“The bag is a universal bag. It could be used by both men and ladies,” said Komma.

“It is correct that this universal bag, the white lady had it from when she left the hotel,” Lawyer Njie stated.

“Yes,” replied Komma.

“You told us that you slept at Sukuta Nema. That morning when you entered the taxi, did you carry a bag?” Lawyer Njie questioned.

“I had a school bag that had only clothes,” said Komma.

“Was it one school bag you were carrying?” enquired Lawyer Njie.

“Yes,” answered Komma.

“When did you first see the bag the white lady was carrying?” asked Lawyer Njie.

“When she was coming with the bag to the vehicle,” stated Komma.

“Where was she boarding the vehicle?” asked Lawyer Njie.

“Inside the hotel, near the pool, going to the accused’s car,” Komma said.

“Where was the vehicle when she boarded it?” asked Lawyer Njie.

“In front of the hotel,” Komma said.

“Mr Komma, did you enter the white lady’s room that morning?” questioned Lawyer Njie.

“No,” Komma replied.

“Was the school bag you were carrying stolen?” asked Lawyer Njie.

“No,” said Komma.

“Mr Komma, it is correct that when you alighted from the car, you and the white lady carried all your belongings into the shopping centre,” Lawyer Njie put it to Komma.

“That is not correct,” replied Komma.

“Mr Komma, it is correct that the white lady paid for the shopping that was done at Kairaba Shopping Centre,” said Lawyer Njie.

“It is true,” answered Komma.

“And I am putting it to you that that money came from the bag she was carrying,” challenged Lawyer Njie.

“That is not true. It came from the wallet,” Komma replied.

“Are you telling the court that she had a wallet which contained money?” enquired Lawyer Njie.

“She had a small wallet with her that contained money,” Komma said.

“The wallet was not stolen,” Lawyer Njie stated.

“Yes,” Komma replied.

“This bag you said she was carrying contained items that belonged to her. Is it correct?” asked Lawyer Njie.

“Some of her personal belongings were there.
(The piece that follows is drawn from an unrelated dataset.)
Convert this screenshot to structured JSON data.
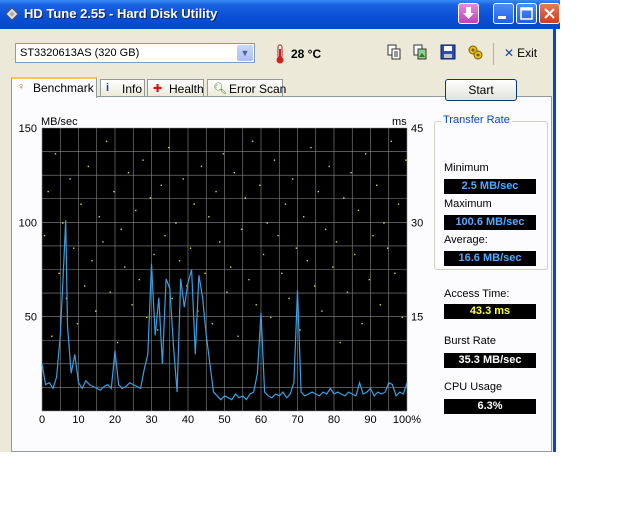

Some belonged to the project,” said Komma.

“So you are telling the court that there were two bags in the vehicle and one was stolen and the other was not,” stated Lawyer Njie.
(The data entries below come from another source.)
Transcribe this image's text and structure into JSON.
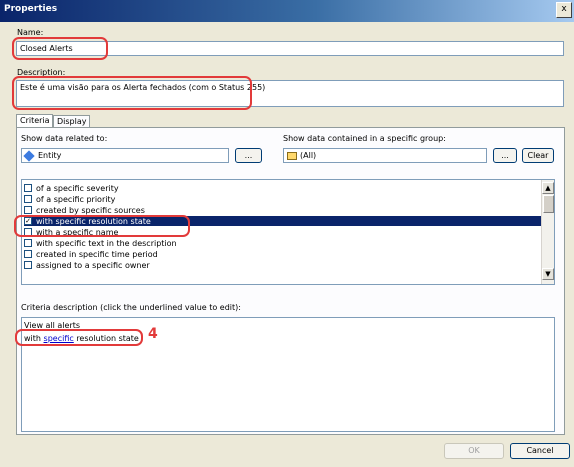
{
  "window": {
    "title": "Properties",
    "close_glyph": "x"
  },
  "name": {
    "label": "Name:",
    "value": "Closed Alerts"
  },
  "description": {
    "label": "Description:",
    "value": "Este é uma visão para os Alerta fechados (com o Status 255)"
  },
  "tabs": [
    {
      "label": "Criteria",
      "active": true
    },
    {
      "label": "Display",
      "active": false
    }
  ],
  "criteria": {
    "show_related_label": "Show data related to:",
    "entity_value": "Entity",
    "browse1": "...",
    "group_label": "Show data contained in a specific group:",
    "group_value": "(All)",
    "browse2": "...",
    "clear": "Clear",
    "list": [
      {
        "label": "of a specific severity",
        "checked": false,
        "selected": false
      },
      {
        "label": "of a specific priority",
        "checked": false,
        "selected": false
      },
      {
        "label": "created by specific sources",
        "checked": false,
        "selected": false
      },
      {
        "label": "with specific resolution state",
        "checked": true,
        "selected": true
      },
      {
        "label": "with a specific name",
        "checked": false,
        "selected": false
      },
      {
        "label": "with specific text in the description",
        "checked": false,
        "selected": false
      },
      {
        "label": "created in specific time period",
        "checked": false,
        "selected": false
      },
      {
        "label": "assigned to a specific owner",
        "checked": false,
        "selected": false
      }
    ],
    "desc_label": "Criteria description (click the underlined value to edit):",
    "desc_line1": "View all alerts",
    "desc_line2_prefix": "with",
    "desc_line2_link": "specific",
    "desc_line2_suffix": "resolution state",
    "annotation": "4"
  },
  "buttons": {
    "ok": "OK",
    "cancel": "Cancel"
  },
  "colors": {
    "highlight": "#0a246a",
    "annotation_red": "#e23a3a"
  }
}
“Yes, the white lady’s bag was stolen,” answered Komma.

“On that particular day when you went to the Shopping Centre, were you carrying money?” asked Lawyer Njie.

“Yes, I had money in my pocket,” Komma told the court.

“How much money?” enquired Lawyer Njie.

“Over D2,000,” said Komma.

“And that is the money that belonged to you,” said Lawyer Njie.

“Yes,” Komma stated.

“And that money was not stolen,” Lawyer Njie said.

“Yes,” Komma answered.

“It is correct that you at no time found any item that belonged to the white lady or the project with the accused,” Lawyer Njie put it to Komma.

“Yes,” said Komma.

“Mr Komma, it is correct that it was the white lady who told the police the items that were in her bag,” said Lawyer Njie.

“Yes,” replied Komma.

“It is also correct that it was the white lady who told you about the items in her bag,” said Lawyer Njie.

“Yes,” stated Komma.

“The white lady has now returned to her country, Holland,” said Lawyer Njie.

“Yes,” Komma told the court.

At this juncture, Lawyer Omar Njie told the court he had no more questions for the witness.

Sergeant 335 Nying, the prosecuting officer, rose and told the court that the prosecution was closing its case.

The defence counsel, Omar Njie, rose and said he was going to make a no-case submission.

Magistrate Bojang then adjourned the case till 5 March 2014.